Whenever a line in the records below holds the string "images", copy it out.

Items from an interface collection
○ ○ ○ ○ ○
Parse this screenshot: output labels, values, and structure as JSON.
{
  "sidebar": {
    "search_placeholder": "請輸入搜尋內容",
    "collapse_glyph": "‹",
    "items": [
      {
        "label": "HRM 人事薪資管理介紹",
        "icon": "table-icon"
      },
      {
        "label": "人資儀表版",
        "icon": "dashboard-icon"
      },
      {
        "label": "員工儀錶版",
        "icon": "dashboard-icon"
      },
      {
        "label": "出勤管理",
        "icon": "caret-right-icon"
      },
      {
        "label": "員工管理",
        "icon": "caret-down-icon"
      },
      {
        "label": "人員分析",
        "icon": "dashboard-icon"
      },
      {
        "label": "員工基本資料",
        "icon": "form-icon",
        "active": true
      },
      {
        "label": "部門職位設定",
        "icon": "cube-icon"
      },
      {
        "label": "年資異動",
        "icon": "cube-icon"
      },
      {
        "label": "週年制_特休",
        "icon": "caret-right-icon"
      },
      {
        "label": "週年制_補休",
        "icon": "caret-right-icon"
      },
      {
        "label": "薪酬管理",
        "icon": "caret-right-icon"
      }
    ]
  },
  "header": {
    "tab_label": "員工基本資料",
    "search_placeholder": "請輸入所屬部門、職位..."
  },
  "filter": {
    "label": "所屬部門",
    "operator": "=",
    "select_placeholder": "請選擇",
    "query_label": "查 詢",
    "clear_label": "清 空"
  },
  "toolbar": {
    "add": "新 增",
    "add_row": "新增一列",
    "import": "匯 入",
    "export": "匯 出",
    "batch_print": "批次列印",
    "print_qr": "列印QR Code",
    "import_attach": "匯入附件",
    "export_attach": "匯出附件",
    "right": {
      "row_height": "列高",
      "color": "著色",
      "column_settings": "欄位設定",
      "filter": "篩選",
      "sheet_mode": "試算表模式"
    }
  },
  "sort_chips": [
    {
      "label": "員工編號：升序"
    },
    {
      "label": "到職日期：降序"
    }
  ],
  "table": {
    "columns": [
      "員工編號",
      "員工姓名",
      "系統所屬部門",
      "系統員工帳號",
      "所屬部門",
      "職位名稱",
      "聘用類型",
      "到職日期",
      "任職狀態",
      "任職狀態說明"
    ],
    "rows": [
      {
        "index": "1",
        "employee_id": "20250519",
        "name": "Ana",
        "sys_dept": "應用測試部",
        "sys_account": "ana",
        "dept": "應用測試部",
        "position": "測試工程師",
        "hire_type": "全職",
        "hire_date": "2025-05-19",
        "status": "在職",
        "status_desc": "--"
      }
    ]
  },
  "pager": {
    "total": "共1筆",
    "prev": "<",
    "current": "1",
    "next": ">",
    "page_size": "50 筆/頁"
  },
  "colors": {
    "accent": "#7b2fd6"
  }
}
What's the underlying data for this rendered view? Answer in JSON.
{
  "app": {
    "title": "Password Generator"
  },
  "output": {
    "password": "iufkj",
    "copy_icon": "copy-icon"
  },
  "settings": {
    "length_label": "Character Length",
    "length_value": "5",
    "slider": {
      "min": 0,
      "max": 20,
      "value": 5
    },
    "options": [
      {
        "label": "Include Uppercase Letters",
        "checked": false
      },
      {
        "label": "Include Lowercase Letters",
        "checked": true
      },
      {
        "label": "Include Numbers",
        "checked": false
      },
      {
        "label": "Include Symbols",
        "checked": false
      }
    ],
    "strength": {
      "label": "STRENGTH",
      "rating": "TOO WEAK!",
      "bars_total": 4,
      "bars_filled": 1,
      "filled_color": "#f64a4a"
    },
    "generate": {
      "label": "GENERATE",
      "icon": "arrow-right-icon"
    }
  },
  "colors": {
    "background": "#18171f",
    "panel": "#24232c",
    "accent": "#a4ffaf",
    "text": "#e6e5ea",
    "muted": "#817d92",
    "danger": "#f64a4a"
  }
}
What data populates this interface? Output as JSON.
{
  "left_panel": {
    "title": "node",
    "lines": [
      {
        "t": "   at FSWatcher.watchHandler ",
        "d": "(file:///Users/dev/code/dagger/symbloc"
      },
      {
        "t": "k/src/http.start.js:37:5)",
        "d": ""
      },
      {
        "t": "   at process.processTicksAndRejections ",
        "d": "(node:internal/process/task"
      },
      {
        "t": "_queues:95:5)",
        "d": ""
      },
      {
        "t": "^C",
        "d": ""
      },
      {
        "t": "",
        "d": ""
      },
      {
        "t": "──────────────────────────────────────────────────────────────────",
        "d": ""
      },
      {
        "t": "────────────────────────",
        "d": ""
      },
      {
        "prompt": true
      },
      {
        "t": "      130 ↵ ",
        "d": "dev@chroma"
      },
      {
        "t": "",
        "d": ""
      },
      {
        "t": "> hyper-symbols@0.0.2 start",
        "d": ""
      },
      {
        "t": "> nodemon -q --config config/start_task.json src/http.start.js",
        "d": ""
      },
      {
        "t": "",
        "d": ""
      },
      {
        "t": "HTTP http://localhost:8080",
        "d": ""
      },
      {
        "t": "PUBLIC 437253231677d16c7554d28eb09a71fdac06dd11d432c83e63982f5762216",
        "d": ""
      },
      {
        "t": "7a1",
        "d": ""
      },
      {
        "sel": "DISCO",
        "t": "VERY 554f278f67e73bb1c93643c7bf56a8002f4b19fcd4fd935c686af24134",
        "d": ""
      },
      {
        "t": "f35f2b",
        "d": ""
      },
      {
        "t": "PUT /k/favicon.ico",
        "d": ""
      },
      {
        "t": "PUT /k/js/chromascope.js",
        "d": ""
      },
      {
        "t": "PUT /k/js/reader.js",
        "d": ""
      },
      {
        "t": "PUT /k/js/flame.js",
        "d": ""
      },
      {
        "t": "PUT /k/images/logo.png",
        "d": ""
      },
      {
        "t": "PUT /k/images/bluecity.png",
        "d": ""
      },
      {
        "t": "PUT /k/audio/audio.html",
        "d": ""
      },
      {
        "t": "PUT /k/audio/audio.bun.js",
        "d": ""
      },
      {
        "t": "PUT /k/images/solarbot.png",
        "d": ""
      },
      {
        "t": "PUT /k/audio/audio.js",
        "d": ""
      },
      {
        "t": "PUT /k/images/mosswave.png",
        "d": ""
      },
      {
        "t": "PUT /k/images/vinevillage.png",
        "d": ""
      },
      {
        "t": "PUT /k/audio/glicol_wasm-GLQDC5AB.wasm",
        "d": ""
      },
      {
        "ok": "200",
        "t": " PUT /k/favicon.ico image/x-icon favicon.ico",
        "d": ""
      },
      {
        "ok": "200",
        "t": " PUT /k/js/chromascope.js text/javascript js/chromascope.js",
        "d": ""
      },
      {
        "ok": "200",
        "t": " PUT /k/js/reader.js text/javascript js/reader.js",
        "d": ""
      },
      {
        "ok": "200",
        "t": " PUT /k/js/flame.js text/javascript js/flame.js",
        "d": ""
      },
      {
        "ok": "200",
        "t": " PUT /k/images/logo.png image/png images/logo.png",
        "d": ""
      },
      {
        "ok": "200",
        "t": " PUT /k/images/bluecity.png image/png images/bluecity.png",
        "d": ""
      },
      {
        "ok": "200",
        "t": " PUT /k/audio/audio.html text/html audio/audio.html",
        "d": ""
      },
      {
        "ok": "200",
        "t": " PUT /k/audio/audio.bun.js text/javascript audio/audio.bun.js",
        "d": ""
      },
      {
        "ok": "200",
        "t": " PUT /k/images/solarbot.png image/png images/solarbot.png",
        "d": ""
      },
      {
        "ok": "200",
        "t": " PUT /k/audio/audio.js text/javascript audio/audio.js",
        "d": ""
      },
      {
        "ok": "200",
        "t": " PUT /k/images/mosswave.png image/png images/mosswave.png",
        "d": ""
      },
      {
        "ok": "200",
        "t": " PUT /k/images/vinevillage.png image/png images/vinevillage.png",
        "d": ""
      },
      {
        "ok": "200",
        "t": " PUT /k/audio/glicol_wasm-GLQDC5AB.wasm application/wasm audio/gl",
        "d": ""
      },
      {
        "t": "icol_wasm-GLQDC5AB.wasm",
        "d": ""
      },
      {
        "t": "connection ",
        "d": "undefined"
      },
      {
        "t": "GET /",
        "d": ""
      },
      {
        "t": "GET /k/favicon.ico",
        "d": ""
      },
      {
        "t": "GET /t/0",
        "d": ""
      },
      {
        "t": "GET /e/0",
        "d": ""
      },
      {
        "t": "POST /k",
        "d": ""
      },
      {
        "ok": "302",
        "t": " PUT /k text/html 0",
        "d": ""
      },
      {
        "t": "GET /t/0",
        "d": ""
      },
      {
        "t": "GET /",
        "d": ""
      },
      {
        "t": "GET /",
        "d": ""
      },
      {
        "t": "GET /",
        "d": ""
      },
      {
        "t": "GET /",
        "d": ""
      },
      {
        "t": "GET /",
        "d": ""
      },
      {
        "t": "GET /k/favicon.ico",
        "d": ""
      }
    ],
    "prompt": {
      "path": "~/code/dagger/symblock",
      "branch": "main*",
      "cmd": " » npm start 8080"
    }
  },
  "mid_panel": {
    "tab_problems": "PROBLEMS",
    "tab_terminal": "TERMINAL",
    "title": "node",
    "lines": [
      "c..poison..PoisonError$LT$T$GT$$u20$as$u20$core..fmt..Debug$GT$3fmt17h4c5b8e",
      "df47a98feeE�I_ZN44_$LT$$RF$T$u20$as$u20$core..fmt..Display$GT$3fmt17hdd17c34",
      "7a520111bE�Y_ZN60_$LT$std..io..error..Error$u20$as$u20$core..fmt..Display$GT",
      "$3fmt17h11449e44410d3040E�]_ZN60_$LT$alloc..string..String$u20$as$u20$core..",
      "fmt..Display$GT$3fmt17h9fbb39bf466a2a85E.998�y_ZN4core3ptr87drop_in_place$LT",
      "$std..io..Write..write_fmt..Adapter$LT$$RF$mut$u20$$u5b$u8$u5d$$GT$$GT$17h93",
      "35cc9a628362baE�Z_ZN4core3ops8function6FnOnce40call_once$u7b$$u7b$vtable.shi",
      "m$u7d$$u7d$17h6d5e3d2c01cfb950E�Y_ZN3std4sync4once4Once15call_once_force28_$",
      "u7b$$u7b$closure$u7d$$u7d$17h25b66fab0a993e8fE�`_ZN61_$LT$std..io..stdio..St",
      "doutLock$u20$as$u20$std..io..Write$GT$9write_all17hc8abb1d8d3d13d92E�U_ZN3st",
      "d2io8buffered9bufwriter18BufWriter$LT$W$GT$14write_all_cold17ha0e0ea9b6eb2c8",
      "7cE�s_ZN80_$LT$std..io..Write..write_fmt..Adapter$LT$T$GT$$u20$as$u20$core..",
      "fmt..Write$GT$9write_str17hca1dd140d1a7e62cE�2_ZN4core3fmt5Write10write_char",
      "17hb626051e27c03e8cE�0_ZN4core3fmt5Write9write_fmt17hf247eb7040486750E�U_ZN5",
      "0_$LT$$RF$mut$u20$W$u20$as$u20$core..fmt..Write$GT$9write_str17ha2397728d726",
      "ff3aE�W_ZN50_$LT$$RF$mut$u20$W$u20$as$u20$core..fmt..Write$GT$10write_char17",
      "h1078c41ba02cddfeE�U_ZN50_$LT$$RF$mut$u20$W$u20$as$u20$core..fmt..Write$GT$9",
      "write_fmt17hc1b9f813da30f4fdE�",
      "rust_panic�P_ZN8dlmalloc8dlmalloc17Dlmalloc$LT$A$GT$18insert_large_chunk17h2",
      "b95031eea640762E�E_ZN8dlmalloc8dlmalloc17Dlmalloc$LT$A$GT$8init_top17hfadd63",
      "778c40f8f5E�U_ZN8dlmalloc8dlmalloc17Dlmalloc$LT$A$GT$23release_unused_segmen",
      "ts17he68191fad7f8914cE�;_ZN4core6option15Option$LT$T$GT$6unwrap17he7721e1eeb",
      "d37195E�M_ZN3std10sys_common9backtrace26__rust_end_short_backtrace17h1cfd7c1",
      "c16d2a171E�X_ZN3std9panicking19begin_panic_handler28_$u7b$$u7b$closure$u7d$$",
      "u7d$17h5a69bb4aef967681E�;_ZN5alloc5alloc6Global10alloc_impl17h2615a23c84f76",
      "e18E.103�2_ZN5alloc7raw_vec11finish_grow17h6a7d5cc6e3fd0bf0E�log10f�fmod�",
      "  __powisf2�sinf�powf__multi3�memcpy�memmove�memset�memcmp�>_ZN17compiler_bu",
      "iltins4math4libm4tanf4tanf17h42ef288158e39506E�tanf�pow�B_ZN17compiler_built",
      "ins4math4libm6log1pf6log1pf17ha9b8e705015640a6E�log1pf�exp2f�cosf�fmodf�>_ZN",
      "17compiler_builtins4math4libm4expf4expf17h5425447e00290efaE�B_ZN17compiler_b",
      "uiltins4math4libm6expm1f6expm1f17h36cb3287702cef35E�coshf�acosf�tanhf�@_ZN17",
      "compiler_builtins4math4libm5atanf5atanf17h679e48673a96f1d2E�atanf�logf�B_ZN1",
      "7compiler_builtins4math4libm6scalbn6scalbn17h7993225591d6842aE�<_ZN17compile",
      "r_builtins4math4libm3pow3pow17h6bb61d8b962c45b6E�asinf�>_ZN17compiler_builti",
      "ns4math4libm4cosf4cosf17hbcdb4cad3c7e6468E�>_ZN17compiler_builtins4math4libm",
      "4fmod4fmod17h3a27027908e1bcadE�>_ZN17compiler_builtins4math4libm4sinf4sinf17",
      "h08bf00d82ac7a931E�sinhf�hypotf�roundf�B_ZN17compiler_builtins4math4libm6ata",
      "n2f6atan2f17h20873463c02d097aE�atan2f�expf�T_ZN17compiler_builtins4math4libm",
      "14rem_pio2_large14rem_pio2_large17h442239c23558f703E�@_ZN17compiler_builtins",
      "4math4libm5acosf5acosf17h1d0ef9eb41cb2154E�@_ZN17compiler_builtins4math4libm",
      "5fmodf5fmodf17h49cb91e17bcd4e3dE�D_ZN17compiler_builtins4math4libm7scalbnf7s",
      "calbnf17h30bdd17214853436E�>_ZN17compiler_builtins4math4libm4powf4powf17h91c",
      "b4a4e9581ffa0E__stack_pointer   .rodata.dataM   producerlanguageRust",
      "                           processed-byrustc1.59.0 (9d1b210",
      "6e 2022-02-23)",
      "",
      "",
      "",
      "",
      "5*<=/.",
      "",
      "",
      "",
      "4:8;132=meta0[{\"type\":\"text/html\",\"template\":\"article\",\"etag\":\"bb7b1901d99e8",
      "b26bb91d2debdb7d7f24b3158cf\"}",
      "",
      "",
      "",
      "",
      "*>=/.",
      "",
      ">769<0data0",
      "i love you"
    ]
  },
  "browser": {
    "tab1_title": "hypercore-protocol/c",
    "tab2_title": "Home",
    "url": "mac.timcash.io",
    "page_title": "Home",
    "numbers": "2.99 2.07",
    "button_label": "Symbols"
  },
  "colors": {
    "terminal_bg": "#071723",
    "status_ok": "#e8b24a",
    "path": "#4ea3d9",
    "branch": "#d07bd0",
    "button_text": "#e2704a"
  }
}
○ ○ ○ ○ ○
The completed task
        "t": "PUT /k/images/logo.png",
        "t": "PUT /k/images/bluecity.png",
        "t": "PUT /k/images/solarbot.png",
        "t": "PUT /k/images/mosswave.png",
        "t": "PUT /k/images/vinevillage.png",
        "t": " PUT /k/images/logo.png image/png images/logo.png",
        "t": " PUT /k/images/bluecity.png image/png images/bluecity.png",
        "t": " PUT /k/images/solarbot.png image/png images/solarbot.png",
        "t": " PUT /k/images/mosswave.png image/png images/mosswave.png",
        "t": " PUT /k/images/vinevillage.png image/png images/vinevillage.png",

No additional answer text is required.